2. Anger: (protesting): this second stage reflects a sense of "Why me?" the unfairness of the blow fate has dealt. There is often a strong need to lay blame, and this can result in outbursts of anger against health professionals, family or even the self. Rage and outrage catapult the sufferer between blame and fear. Anger may be constructive or destructive; constructive anger may be used to motivate to challenge unfair practices, overcome obstacles and achieve goals; however, destructive anger (and bitterness) can result in loss of family, friends, a good (and necessary) alliance with medical staff as well as self-respect.

3. Bargaining: (Bowlby and Parks called this stage, yearning and searching): the individual tends to make internal ?deals'; there may be mobilisation to action and attempts to find alternatives

4. Depression: once bargaining has been seen to be ineffective, anger counterproductive and denial unsustainable, there is an understandable sense of hopelessness and helplessness. It is this stage that involves despair and disorganisation. The individual may feel paralysed by their emotional distress. Loss of self-worth and feelings of guilt may predominate. Men tend to define their worth in terms of their ?work value' whereas women's guilt tends to be related primarily to family duties and marital responsibilities and their roles in other relationships. Guilt due to an inability to live up to societal expectations may compound feelings of worthlessness, or ?uselessness', self-doubt and depression.

5. Acceptance; (Bowlby and Parks: Reorganisation/Restoration): this final stage is the goal: this does not mean ?giving up' or ?giving in', but making the best of a bad situation. Adjustment to the change in circumstance and ability to integrate this with a positive outlook towards the future is of paramount importance.

Progress through these stages may well be far from straightforward.
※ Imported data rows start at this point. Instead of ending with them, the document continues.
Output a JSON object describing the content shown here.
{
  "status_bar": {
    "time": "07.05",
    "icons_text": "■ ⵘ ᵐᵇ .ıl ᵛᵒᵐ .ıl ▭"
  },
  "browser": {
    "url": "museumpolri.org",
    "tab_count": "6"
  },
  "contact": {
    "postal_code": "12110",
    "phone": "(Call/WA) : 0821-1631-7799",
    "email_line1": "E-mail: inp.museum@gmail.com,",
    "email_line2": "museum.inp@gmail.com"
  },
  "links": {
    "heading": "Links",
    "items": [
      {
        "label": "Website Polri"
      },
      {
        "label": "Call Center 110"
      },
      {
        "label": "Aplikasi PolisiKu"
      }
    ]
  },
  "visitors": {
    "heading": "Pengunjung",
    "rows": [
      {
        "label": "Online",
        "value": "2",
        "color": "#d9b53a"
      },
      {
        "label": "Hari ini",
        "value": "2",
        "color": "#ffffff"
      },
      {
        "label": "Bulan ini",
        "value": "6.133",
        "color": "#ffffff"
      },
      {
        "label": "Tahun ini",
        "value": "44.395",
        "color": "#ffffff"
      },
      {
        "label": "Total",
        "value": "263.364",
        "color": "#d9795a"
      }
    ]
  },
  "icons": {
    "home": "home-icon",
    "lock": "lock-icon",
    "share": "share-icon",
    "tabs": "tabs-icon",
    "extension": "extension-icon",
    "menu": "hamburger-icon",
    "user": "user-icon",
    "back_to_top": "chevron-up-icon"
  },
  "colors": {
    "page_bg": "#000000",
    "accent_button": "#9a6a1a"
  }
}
The original crisis or an escalation in symptoms may trigger a new cycle, commencing with shock/denial, progressing through a myriad of feelings and thoughts, including depression or sadness on to an inner regrouping and a restored sense of self, leaving the cycle at a higher level of coping.

There may well be further grief cycles at later stages in the illness, or if there are other problems such as relationship breakdown.


Some materials, such as copper,
Disimprove when maltreated.
If you beat copper,
its crystals grow and it becomes
hard, taut, hostile.

Other materials, such as leather and felt,
improve when maltreated.
Iron is another example;
if you beat it, it rids itself of the dross
and becomes strong.

People are not all the same,
In the face of suffering
they behave differently.
Suffering hardens and embitters some;
whereas it softens others,
and makes them more compassionate.